  • 1965: Johnson signs the Voting Rights Act, which prohibits racial discrimination in elections, undoing the Jim Crow laws that had restricted blacks from voting since Reconstruction. In 2013, the Supreme Court ruled a portion of the law to be unconstitutional, for all practical purposes negating the law itself.
  • 1971: The minimum voting age is lowered to from 21 to 18.
  • 1980: Ronald Reagan is elected president, and in his first inaugural address, asserts "In this present crisis, government is not the solution to our problem; government is the problem."

Between 1900 and 1950, the population of the U.S. doubled from 76 million to 151 million, and then doubled again by 2010 to 309 million. Whites comprised the majority of the population in 1900, and still do, but the numbers have shifted dramatically. Blacks make up about 12 percent of the population, a little higher than the 11 percent in 1900. Hispanics, on the other hand, have gone from 0.4 percent to 16 percent of the population. The percentage of Asians has moved from 1/100th of a percent in 1900 to 5.5 percent.

Bottom-line number: In 1960, non-Hispanic whites made up 85 percent of the population. In 2010, that was down to 64 percent.

What do the nice little timeline and the data show? That, in one sense, what is it to be an "American" has changed over time. We don't look as much the same as we once did.
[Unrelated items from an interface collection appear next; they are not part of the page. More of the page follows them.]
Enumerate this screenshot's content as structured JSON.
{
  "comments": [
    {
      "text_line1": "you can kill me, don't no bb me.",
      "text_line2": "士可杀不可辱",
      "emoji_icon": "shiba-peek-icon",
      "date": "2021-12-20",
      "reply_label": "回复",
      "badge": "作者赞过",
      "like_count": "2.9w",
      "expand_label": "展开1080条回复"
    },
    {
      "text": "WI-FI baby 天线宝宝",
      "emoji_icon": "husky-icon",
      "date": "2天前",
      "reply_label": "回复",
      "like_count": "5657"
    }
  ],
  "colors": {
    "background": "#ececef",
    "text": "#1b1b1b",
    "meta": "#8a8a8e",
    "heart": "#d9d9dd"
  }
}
Different cultural touchstones and attitudes are constantly refreshing and subtly reshaping our work in progress, the United States of America.

The U.S. Congress did try to inversely define what it means to be an American by forming the House Un-American Activities Committee, whose original purpose was to keep watch over potential Nazi propaganda in the 1930s. Its more infamous legacy is tied to the Hollywood blacklist and the anti-communist scare of the post-World War II years. Communism was a real threat, but many of the activities of the committee and the unrelated but similarly notorious Senate committee chaired by Sen. Joseph McCarthy (R) of Wisconsin did more harm to the national psyche than to the cause of communism.

So where are we on the eve of this July Fourth milestone?

Supreme Court decisions this session have upheld the foundations of the 1968 Fair Housing Act; made marriage a constitutional right which all Americans are guaranteed, gay or straight; and ruled that Americans are entitled to healthcare.

A terrible race-motivated shooting in a Charleston, S.C., church and that congregation's instinctive reaction to fight hatred with love had the net effect of a cascade of support. It led to a shared call to link arms throughout the South to retire the blood-stained banner, a flag that was more about the rebellion and massive resistance of the 1960s than the 1860s. And by the time we celebrate the Fourth of July, if statistics hold true, another 500 or so Americans will have been killed by gunfire since that horrific June 10 in Charleston.

To be an American is to be part of a country that is running at full throttle with the brakes on. We are part of a great country, generous and greedy, kind and cruel, courteous and rude, forgiving and merciless, compassionate and insensitive. We honor the art of the deal while simultaneously extolling a principled stand, even if that stand comes at great cost. We revere truth, yet we advocate secrecy. We are flawed, yet we are intolerant of mistakes. We are black, white and all shades of the rainbow.

Usually in America, after the dust settles in the great debates, we get things right. We arrive in the right place, because that's were we set the compass 239 years ago. Of course every time we think we're finally there, the earth moves, and the tectonic shifts wreak havoc on the compass, so we navigate by dead reckoning for a while.

We are also a people of hope. Perhaps what is best about the country is that Americans are what we believe we can be. Belief is not enough. But it makes the more perfect union we seek more attainable, and is one natural resource that America has in abundance that no other country on earth matches.

Farley is managing editor and host of "The Morning Briefing" and "The Midday Briefing" on P.O.T.U.S., Sirius XM's 24-hour politics channel.